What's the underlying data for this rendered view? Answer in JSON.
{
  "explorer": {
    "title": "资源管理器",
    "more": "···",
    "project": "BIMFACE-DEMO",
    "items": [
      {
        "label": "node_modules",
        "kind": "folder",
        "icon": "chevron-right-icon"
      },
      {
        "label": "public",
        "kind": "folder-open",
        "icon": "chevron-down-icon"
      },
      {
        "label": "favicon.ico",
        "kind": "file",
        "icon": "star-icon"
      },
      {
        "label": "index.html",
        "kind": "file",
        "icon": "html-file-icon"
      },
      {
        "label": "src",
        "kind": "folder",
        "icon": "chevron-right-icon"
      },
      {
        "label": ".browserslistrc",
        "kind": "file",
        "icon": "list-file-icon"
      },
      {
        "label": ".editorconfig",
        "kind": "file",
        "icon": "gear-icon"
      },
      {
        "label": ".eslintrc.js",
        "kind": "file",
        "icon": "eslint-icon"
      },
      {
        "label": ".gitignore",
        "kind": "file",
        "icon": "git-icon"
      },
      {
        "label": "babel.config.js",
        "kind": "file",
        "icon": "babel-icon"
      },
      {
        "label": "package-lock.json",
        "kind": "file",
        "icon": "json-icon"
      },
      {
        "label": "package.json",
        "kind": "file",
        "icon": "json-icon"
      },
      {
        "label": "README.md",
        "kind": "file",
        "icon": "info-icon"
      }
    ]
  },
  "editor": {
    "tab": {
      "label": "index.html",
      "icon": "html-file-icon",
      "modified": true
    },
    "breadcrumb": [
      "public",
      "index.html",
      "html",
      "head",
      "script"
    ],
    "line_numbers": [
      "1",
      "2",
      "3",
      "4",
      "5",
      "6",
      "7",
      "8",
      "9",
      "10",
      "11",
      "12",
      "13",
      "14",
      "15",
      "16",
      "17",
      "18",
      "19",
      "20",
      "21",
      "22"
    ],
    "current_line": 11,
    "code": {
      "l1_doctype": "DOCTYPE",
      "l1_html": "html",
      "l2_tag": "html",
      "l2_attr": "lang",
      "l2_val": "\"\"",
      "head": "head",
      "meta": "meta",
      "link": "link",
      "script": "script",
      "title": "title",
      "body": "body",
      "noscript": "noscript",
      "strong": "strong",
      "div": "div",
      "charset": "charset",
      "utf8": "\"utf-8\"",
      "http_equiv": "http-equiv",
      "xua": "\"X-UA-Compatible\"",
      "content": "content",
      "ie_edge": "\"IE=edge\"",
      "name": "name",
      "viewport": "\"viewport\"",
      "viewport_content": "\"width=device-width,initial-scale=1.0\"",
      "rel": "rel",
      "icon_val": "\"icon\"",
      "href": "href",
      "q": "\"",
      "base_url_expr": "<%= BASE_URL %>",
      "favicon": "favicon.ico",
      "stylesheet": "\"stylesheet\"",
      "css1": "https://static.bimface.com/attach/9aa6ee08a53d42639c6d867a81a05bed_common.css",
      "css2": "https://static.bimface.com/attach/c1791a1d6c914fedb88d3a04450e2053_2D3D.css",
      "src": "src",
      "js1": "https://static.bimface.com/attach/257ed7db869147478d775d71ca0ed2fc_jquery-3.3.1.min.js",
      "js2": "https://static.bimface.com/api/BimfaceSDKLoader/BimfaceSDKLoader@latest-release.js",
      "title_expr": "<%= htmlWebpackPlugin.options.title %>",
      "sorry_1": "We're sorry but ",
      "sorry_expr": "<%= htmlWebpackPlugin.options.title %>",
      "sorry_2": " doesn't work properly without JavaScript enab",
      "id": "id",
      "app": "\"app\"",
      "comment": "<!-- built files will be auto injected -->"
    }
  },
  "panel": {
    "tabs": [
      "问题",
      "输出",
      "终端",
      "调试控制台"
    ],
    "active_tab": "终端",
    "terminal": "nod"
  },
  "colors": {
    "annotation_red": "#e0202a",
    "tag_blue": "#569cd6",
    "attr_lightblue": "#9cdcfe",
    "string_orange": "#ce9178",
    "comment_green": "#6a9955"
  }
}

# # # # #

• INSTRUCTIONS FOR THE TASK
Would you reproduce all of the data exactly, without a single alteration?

• RESULT BELOW
What's the underlying data for this rendered view? Answer in JSON.
{
  "explorer": {
    "title": "资源管理器",
    "more": "···",
    "project": "BIMFACE-DEMO",
    "items": [
      {
        "label": "node_modules",
        "kind": "folder",
        "icon": "chevron-right-icon"
      },
      {
        "label": "public",
        "kind": "folder-open",
        "icon": "chevron-down-icon"
      },
      {
        "label": "favicon.ico",
        "kind": "file",
        "icon": "star-icon"
      },
      {
        "label": "index.html",
        "kind": "file",
        "icon": "html-file-icon"
      },
      {
        "label": "src",
        "kind": "folder",
        "icon": "chevron-right-icon"
      },
      {
        "label": ".browserslistrc",
        "kind": "file",
        "icon": "list-file-icon"
      },
      {
        "label": ".editorconfig",
        "kind": "file",
        "icon": "gear-icon"
      },
      {
        "label": ".eslintrc.js",
        "kind": "file",
        "icon": "eslint-icon"
      },
      {
        "label": ".gitignore",
        "kind": "file",
        "icon": "git-icon"
      },
      {
        "label": "babel.config.js",
        "kind": "file",
        "icon": "babel-icon"
      },
      {
        "label": "package-lock.json",
        "kind": "file",
        "icon": "json-icon"
      },
      {
        "label": "package.json",
        "kind": "file",
        "icon": "json-icon"
      },
      {
        "label": "README.md",
        "kind": "file",
        "icon": "info-icon"
      }
    ]
  },
  "editor": {
    "tab": {
      "label": "index.html",
      "icon": "html-file-icon",
      "modified": true
    },
    "breadcrumb": [
      "public",
      "index.html",
      "html",
      "head",
      "script"
    ],
    "line_numbers": [
      "1",
      "2",
      "3",
      "4",
      "5",
      "6",
      "7",
      "8",
      "9",
      "10",
      "11",
      "12",
      "13",
      "14",
      "15",
      "16",
      "17",
      "18",
      "19",
      "20",
      "21",
      "22"
    ],
    "current_line": 11,
    "code": {
      "l1_doctype": "DOCTYPE",
      "l1_html": "html",
      "l2_tag": "html",
      "l2_attr": "lang",
      "l2_val": "\"\"",
      "head": "head",
      "meta": "meta",
      "link": "link",
      "script": "script",
      "title": "title",
      "body": "body",
      "noscript": "noscript",
      "strong": "strong",
      "div": "div",
      "charset": "charset",
      "utf8": "\"utf-8\"",
      "http_equiv": "http-equiv",
      "xua": "\"X-UA-Compatible\"",
      "content": "content",
      "ie_edge": "\"IE=edge\"",
      "name": "name",
      "viewport": "\"viewport\"",
      "viewport_content": "\"width=device-width,initial-scale=1.0\"",
      "rel": "rel",
      "icon_val": "\"icon\"",
      "href": "href",
      "q": "\"",
      "base_url_expr": "<%= BASE_URL %>",
      "favicon": "favicon.ico",
      "stylesheet": "\"stylesheet\"",
      "css1": "https://static.bimface.com/attach/9aa6ee08a53d42639c6d867a81a05bed_common.css",
      "css2": "https://static.bimface.com/attach/c1791a1d6c914fedb88d3a04450e2053_2D3D.css",
      "src": "src",
      "js1": "https://static.bimface.com/attach/257ed7db869147478d775d71ca0ed2fc_jquery-3.3.1.min.js",
      "js2": "https://static.bimface.com/api/BimfaceSDKLoader/BimfaceSDKLoader@latest-release.js",
      "title_expr": "<%= htmlWebpackPlugin.options.title %>",
      "sorry_1": "We're sorry but ",
      "sorry_expr": "<%= htmlWebpackPlugin.options.title %>",
      "sorry_2": " doesn't work properly without JavaScript enab",
      "id": "id",
      "app": "\"app\"",
      "comment": "<!-- built files will be auto injected -->"
    }
  },
  "panel": {
    "tabs": [
      "问题",
      "输出",
      "终端",
      "调试控制台"
    ],
    "active_tab": "终端",
    "terminal": "nod"
  },
  "colors": {
    "annotation_red": "#e0202a",
    "tag_blue": "#569cd6",
    "attr_lightblue": "#9cdcfe",
    "string_orange": "#ce9178",
    "comment_green": "#6a9955"
  }
}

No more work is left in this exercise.